In the entries below, find each line with the word "ctfmon" and pull it out.

+++

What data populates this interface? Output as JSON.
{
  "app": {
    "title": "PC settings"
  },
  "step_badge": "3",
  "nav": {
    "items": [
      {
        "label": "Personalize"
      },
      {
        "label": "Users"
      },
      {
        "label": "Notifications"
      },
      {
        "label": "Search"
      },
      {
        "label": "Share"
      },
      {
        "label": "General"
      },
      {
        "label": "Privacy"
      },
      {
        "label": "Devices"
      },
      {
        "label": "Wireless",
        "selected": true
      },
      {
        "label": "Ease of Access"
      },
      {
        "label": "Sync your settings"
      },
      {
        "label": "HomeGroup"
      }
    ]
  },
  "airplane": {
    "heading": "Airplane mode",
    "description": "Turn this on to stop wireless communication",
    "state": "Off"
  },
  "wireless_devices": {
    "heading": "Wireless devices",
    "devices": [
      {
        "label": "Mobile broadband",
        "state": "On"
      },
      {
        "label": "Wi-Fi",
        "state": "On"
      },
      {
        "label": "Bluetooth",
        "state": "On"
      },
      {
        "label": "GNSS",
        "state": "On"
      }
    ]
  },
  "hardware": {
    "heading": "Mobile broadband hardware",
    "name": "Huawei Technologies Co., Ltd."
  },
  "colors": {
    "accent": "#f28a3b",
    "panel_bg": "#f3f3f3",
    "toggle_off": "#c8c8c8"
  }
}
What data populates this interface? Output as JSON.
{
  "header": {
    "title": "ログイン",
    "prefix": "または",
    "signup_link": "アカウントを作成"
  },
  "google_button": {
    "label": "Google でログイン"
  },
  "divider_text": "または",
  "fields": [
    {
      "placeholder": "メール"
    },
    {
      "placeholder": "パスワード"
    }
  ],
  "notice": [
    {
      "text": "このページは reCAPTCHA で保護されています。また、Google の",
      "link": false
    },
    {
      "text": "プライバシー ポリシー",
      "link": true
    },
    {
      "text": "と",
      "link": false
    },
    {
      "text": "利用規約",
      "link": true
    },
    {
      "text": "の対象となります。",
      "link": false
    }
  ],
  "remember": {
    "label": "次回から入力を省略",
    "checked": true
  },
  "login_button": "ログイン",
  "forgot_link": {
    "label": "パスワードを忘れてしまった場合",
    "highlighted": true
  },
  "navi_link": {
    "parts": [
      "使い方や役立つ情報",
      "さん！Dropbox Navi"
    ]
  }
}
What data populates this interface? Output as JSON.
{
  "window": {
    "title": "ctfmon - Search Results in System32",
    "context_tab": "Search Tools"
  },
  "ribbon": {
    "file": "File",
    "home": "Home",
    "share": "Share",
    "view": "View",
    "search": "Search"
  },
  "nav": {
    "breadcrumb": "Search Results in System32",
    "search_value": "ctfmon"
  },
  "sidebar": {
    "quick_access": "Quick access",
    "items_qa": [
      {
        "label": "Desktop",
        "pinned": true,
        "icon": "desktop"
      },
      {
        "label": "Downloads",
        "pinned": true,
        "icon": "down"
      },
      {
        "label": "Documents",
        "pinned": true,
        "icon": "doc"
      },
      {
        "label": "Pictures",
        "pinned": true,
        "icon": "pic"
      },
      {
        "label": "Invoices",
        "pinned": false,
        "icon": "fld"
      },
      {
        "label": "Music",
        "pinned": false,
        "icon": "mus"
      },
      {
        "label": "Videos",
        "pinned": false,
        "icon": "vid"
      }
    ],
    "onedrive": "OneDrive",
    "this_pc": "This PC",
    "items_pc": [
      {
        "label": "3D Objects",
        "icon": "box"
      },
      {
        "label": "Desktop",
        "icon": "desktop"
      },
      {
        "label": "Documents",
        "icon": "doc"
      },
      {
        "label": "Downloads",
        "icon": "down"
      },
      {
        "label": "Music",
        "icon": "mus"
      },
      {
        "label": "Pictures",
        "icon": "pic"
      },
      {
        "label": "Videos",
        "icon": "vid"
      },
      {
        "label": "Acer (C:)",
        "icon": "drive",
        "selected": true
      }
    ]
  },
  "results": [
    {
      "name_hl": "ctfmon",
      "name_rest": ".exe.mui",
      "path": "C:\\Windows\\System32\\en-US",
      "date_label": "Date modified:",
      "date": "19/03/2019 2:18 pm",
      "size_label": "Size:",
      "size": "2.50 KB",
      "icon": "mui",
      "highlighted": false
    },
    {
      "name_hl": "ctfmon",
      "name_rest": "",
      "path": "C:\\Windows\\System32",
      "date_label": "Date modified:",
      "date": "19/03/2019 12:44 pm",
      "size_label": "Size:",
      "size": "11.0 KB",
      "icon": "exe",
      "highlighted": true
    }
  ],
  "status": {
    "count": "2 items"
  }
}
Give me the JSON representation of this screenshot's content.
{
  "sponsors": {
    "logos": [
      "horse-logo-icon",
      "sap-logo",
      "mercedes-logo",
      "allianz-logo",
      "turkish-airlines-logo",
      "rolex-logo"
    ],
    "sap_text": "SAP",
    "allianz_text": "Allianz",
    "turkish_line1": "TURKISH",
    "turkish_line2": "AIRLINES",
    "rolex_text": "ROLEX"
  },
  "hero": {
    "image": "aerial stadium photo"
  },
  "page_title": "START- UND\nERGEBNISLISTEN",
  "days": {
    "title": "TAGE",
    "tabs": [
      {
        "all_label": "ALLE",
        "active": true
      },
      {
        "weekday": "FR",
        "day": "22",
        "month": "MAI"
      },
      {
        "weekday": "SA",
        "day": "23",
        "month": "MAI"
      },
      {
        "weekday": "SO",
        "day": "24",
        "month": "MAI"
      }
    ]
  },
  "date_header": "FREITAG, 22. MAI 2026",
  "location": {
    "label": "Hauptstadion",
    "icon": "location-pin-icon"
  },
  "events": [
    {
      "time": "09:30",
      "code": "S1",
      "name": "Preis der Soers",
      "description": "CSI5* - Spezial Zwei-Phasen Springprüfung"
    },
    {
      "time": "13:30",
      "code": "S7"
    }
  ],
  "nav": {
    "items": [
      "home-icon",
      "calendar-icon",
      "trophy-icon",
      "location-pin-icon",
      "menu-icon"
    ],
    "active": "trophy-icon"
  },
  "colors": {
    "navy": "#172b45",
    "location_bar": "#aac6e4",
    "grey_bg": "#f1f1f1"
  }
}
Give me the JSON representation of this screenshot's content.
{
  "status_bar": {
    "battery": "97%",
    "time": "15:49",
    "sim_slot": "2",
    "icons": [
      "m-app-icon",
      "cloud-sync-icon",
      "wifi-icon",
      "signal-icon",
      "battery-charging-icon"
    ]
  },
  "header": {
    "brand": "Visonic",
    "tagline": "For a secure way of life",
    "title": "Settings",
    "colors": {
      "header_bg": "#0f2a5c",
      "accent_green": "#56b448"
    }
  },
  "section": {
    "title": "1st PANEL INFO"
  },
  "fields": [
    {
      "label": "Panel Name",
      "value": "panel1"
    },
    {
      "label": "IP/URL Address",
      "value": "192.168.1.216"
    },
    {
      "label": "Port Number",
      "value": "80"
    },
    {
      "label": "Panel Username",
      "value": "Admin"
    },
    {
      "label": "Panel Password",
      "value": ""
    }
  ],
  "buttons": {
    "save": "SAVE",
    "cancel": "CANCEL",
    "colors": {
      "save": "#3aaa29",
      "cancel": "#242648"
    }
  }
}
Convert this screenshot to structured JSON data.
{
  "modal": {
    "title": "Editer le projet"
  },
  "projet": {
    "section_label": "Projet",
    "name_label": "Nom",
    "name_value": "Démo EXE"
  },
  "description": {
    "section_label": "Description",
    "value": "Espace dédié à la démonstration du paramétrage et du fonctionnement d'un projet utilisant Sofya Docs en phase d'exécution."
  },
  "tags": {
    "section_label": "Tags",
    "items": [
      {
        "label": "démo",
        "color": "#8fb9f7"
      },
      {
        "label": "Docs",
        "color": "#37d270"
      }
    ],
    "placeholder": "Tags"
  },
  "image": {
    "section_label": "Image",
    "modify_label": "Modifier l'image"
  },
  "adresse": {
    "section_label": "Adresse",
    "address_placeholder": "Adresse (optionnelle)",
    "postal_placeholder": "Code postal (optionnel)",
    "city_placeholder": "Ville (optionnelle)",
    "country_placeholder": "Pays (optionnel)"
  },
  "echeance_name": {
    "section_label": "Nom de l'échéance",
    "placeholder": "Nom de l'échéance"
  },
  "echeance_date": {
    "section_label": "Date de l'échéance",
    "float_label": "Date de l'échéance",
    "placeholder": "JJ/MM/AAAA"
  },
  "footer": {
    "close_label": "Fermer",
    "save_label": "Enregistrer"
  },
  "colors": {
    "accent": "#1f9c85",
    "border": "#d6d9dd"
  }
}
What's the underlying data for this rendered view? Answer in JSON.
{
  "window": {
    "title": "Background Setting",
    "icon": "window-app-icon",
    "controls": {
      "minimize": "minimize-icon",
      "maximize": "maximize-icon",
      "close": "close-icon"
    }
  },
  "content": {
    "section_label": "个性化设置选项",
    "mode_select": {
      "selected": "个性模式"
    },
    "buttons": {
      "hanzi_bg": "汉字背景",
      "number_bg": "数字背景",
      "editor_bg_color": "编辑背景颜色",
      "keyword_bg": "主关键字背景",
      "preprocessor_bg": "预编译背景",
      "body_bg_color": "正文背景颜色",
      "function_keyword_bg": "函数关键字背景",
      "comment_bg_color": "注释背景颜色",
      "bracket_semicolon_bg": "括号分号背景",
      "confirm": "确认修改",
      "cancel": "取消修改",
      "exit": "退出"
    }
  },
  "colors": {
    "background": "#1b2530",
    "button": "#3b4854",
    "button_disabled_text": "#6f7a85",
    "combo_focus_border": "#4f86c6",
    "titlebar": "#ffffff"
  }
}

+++

**ANSWER FOR THIS EXERCISE**.
    "title": "ctfmon - Search Results in System32",
    "search_value": "ctfmon"
      "name_hl": "ctfmon",
      "name_hl": "ctfmon",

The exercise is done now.